*** Opening INFORMATION SUPPLIED ***

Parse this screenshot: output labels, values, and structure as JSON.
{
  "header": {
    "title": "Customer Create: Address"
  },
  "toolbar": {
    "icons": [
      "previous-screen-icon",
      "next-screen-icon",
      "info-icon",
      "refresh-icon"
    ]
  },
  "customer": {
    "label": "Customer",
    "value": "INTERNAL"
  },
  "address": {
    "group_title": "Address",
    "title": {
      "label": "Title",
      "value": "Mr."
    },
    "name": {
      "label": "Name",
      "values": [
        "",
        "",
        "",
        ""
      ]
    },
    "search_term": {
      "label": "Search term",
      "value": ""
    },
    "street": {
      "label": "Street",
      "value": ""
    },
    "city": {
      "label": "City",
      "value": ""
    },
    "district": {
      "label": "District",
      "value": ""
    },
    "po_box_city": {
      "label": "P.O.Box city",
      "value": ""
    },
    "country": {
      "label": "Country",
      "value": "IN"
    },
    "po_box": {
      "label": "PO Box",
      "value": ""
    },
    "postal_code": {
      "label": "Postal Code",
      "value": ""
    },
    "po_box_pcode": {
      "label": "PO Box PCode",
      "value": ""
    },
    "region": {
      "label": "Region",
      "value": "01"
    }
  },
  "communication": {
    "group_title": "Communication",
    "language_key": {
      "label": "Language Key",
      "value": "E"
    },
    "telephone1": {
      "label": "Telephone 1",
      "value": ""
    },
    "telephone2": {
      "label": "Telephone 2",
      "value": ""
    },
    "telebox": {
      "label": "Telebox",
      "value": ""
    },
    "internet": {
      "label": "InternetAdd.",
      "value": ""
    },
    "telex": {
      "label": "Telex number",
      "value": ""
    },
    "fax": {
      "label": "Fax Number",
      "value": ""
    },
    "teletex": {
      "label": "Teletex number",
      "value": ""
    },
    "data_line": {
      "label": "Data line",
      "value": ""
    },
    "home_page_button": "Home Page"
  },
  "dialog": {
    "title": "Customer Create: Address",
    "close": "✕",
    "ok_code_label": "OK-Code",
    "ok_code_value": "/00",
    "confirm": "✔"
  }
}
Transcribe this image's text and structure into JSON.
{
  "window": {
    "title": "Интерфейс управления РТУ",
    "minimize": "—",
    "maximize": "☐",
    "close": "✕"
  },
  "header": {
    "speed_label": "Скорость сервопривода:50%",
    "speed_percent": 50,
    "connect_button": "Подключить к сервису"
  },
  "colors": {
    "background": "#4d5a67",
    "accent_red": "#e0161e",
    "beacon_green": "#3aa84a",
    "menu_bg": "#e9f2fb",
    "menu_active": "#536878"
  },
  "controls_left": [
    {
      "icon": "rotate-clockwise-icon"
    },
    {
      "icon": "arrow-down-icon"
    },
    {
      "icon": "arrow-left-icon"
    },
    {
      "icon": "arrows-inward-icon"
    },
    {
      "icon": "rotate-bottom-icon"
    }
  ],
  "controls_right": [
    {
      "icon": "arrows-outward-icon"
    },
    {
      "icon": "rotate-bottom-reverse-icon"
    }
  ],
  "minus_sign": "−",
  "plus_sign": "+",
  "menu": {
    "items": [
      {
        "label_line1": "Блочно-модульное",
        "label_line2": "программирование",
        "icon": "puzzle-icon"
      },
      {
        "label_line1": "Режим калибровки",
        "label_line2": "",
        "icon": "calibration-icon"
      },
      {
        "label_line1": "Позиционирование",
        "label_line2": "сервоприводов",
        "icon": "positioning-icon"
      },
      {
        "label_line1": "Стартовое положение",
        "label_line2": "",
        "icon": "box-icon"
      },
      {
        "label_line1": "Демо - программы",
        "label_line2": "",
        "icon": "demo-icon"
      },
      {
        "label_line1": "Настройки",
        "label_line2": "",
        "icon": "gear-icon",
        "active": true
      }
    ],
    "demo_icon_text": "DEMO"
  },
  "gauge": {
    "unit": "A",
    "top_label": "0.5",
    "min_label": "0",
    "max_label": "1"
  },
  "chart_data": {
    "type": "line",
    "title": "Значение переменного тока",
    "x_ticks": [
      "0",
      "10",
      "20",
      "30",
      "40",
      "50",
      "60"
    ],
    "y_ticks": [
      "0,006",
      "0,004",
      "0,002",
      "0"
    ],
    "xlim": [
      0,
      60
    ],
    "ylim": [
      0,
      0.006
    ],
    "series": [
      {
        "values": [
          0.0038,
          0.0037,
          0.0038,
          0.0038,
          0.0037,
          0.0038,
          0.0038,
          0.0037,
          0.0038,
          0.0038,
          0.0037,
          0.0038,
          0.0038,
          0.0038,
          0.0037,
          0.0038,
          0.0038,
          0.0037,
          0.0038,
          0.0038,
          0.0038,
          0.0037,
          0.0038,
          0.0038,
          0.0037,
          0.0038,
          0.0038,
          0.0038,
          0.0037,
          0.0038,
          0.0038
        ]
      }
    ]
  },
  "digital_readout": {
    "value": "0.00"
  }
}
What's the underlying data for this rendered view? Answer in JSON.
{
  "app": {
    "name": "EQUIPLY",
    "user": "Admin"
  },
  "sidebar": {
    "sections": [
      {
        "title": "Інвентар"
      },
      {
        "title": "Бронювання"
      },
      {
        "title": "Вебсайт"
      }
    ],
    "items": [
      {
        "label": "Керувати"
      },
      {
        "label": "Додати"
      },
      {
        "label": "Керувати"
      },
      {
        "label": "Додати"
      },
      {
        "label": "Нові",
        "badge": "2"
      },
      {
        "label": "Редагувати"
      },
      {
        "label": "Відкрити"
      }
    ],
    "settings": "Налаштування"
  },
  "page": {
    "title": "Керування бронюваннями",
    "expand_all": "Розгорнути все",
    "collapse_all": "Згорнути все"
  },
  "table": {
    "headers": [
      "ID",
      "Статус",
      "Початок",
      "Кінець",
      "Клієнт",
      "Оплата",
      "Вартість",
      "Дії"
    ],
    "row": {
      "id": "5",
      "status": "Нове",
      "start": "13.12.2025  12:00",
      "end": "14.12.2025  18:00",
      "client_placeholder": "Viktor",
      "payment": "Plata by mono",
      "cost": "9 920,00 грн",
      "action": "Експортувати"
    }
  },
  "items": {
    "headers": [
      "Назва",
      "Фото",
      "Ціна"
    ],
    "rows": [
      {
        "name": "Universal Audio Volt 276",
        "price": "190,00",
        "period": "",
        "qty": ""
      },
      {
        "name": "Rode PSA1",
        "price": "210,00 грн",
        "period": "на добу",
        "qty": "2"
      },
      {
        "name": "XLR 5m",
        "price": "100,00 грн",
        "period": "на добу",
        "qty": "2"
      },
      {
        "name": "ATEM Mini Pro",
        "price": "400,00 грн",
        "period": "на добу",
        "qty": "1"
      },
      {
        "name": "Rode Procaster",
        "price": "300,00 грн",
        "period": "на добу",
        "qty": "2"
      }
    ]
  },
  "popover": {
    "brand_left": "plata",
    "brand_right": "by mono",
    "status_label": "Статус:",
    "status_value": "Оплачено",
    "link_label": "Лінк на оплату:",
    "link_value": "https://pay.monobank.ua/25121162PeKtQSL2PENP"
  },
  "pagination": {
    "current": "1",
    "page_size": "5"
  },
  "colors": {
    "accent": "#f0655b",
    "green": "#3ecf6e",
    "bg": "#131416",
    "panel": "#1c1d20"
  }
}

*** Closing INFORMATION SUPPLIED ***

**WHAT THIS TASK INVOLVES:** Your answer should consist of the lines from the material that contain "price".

**SOLUTION TO THIS TASK:**
        "price": "190,00",
        "price": "210,00 грн",
        "price": "100,00 грн",
        "price": "400,00 грн",
        "price": "300,00 грн",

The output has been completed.